[PROBLEM DESCRIPTION] Output every line below exactly, please, omitting pictures.

[MATERIAL FOR THIS TASK]

····················

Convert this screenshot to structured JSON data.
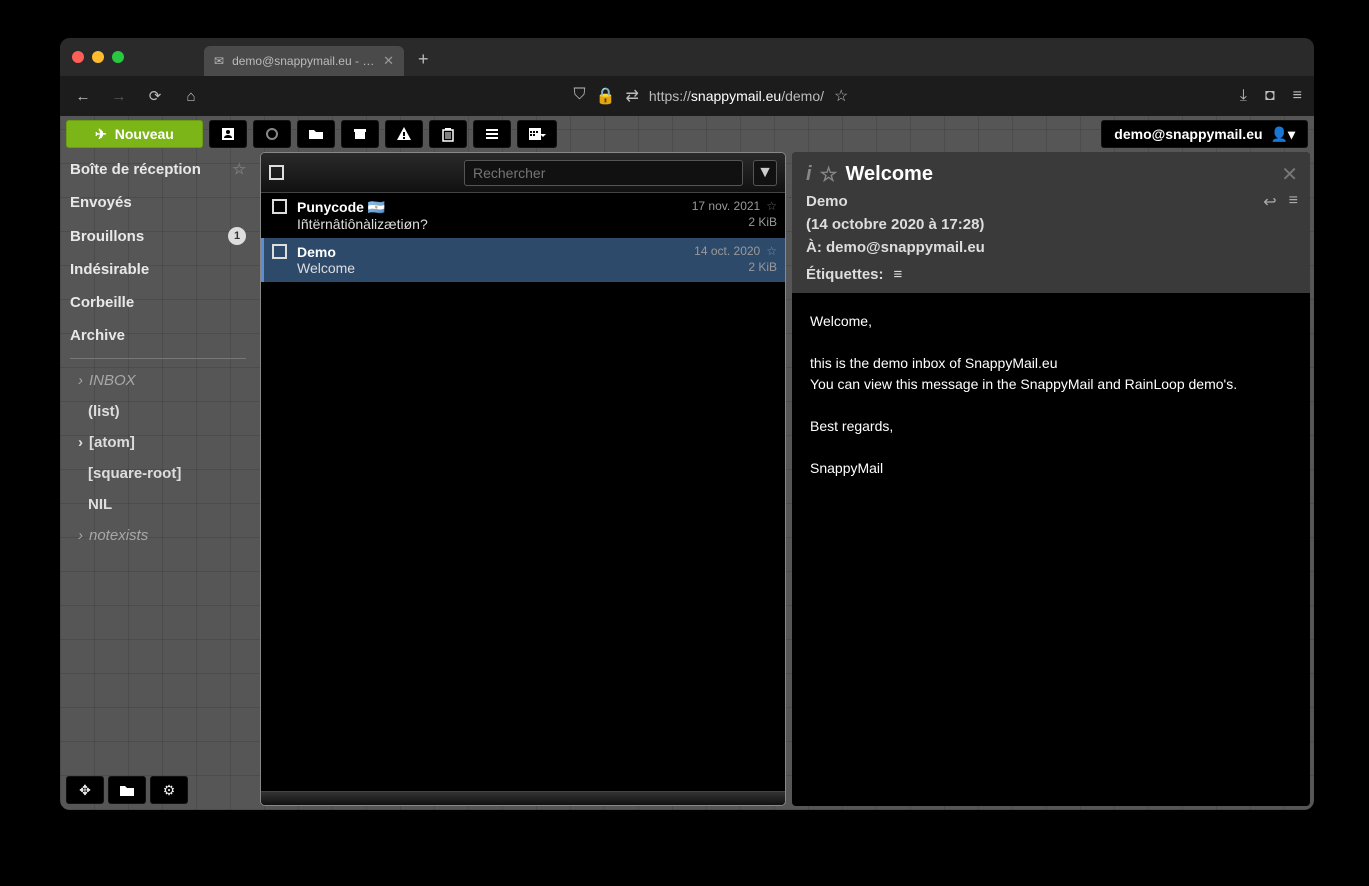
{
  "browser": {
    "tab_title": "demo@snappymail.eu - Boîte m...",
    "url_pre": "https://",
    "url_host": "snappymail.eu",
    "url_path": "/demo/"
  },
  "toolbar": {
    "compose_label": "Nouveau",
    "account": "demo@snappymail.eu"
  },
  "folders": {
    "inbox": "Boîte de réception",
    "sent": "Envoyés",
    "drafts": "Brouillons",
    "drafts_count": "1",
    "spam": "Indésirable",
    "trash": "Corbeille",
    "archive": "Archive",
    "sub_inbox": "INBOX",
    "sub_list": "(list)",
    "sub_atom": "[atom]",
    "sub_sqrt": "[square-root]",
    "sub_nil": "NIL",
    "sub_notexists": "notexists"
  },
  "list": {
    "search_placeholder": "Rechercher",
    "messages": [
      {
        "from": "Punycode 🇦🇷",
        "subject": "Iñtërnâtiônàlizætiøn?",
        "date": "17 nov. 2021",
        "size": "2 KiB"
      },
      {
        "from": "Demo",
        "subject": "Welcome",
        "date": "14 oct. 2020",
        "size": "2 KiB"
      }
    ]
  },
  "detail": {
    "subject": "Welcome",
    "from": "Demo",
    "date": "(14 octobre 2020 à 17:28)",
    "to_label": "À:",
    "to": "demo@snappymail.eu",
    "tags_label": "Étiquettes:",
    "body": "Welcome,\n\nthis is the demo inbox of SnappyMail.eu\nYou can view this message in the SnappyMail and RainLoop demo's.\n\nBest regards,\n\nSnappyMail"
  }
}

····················

[EXERCISE SOLUTION]
Convert this screenshot to structured JSON data.
{
  "browser": {
    "tab_title": "demo@snappymail.eu - Boîte m...",
    "url_pre": "https://",
    "url_host": "snappymail.eu",
    "url_path": "/demo/"
  },
  "toolbar": {
    "compose_label": "Nouveau",
    "account": "demo@snappymail.eu"
  },
  "folders": {
    "inbox": "Boîte de réception",
    "sent": "Envoyés",
    "drafts": "Brouillons",
    "drafts_count": "1",
    "spam": "Indésirable",
    "trash": "Corbeille",
    "archive": "Archive",
    "sub_inbox": "INBOX",
    "sub_list": "(list)",
    "sub_atom": "[atom]",
    "sub_sqrt": "[square-root]",
    "sub_nil": "NIL",
    "sub_notexists": "notexists"
  },
  "list": {
    "search_placeholder": "Rechercher",
    "messages": [
      {
        "from": "Punycode 🇦🇷",
        "subject": "Iñtërnâtiônàlizætiøn?",
        "date": "17 nov. 2021",
        "size": "2 KiB"
      },
      {
        "from": "Demo",
        "subject": "Welcome",
        "date": "14 oct. 2020",
        "size": "2 KiB"
      }
    ]
  },
  "detail": {
    "subject": "Welcome",
    "from": "Demo",
    "date": "(14 octobre 2020 à 17:28)",
    "to_label": "À:",
    "to": "demo@snappymail.eu",
    "tags_label": "Étiquettes:",
    "body": "Welcome,\n\nthis is the demo inbox of SnappyMail.eu\nYou can view this message in the SnappyMail and RainLoop demo's.\n\nBest regards,\n\nSnappyMail"
  }
}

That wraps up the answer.